Can you grow asparagus from store-bought?
You can definitely try to grow asparagus from store-bought stems. However, you will need to try the water method, as stated above, to grow them, which can be a bit tricky.
You also want to make sure that the asparagus you buy can survive your particular growing climate. Produce is often shipped from all over the world, which means it might not do well in the climate you live in.
Try to look for the name of the asparagus on the tag to get a better understanding. You can also ask the produce manager where the asparagus originated from.
The good news is that there aren’t as many types of asparagus sold so, unlike other types of produce, there is a good chance it will be okay in your garden.
How long will asparagus keep growing?
Even though asparagus is a perennial plant, it does have a lifespan. You can expect your plant to grow for about 20 years.
Keep in mind that you need to wait for two to three years after first planting asparagus before you can harvest it. The plant needs time to take hold and mature.
Can asparagus fern grow from cuttings?
Even though it shares a name, asparagus fern is much different from the plant you are used to eating. In fact, the houseplant gets its name because it looks like the top part of asparagus, even though it is not actually related.
Asparagus fern is a herbaceous perennial. It prefers warm climates which makes it ideal for indoor planting.
The foliage is a lush blue/green color and has white flowers. Furthermore, this plant will grow to be just 1 to 3 feet tall.
The best way to propagate this plant is by digging up tubers that grow just below the surface. You can easily divide these tubers and plant them in other pots or areas, and both the original and the cutting will grow.
Another option is to harvest the red berries that the plant develops, usually between summer and winter. You can then plant the berries and in just a few months have a new asparagus fern plant.
Propagating asparagus is relatively simple.
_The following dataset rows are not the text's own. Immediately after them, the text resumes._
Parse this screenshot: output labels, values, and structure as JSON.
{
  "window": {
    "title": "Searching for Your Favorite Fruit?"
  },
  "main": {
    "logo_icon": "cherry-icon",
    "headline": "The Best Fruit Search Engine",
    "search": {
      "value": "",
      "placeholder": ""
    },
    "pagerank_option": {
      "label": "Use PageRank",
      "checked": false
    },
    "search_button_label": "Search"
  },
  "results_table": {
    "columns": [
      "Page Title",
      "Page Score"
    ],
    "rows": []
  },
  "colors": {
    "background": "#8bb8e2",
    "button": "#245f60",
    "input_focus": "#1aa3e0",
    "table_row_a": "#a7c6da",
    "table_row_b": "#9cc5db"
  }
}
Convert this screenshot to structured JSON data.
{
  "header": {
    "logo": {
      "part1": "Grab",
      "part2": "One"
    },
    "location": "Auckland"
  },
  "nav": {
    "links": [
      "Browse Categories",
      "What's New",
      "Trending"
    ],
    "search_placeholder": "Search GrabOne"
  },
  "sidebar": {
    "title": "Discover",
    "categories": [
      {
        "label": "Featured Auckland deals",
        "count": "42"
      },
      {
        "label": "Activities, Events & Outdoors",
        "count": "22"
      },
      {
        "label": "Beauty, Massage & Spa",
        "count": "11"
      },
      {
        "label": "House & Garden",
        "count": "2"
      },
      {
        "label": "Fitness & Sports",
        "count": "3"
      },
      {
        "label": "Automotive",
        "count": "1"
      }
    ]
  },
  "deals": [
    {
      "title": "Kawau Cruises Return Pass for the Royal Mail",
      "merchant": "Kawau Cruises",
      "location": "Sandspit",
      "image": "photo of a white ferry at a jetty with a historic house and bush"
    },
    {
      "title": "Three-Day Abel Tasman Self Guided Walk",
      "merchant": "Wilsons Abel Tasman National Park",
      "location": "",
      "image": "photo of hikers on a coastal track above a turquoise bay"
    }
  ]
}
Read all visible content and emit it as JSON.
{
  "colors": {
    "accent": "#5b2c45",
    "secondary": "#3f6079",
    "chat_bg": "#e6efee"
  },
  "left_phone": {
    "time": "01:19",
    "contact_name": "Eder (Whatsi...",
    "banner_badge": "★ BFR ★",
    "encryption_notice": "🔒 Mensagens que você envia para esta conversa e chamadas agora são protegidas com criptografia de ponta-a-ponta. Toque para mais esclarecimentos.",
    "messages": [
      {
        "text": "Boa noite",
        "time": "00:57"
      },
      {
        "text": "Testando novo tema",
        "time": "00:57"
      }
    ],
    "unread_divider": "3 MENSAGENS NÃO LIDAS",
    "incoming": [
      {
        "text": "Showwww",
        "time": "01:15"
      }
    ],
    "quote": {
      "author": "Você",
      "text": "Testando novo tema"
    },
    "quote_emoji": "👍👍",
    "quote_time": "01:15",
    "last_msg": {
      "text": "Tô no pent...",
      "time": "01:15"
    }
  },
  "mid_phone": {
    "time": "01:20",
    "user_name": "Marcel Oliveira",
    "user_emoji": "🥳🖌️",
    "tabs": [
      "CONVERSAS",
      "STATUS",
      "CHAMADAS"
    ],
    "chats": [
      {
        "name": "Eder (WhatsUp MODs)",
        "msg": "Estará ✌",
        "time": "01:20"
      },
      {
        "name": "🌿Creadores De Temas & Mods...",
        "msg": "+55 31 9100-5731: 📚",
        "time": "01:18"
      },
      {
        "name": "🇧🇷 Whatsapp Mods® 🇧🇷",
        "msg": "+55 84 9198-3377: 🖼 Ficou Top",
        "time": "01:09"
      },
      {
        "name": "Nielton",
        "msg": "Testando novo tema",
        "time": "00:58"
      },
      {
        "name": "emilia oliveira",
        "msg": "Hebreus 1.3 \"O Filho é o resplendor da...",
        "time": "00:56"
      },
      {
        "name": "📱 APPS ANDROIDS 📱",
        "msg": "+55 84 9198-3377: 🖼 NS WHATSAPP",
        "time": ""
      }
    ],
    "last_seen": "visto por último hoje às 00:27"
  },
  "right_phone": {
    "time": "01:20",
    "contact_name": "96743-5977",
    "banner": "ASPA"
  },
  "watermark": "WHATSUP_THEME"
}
Dig out some of the root structure from an existing asparagus plant and gently separate a clump. Then, place it in a new area of your garden with soil that contains compost and fertilizer.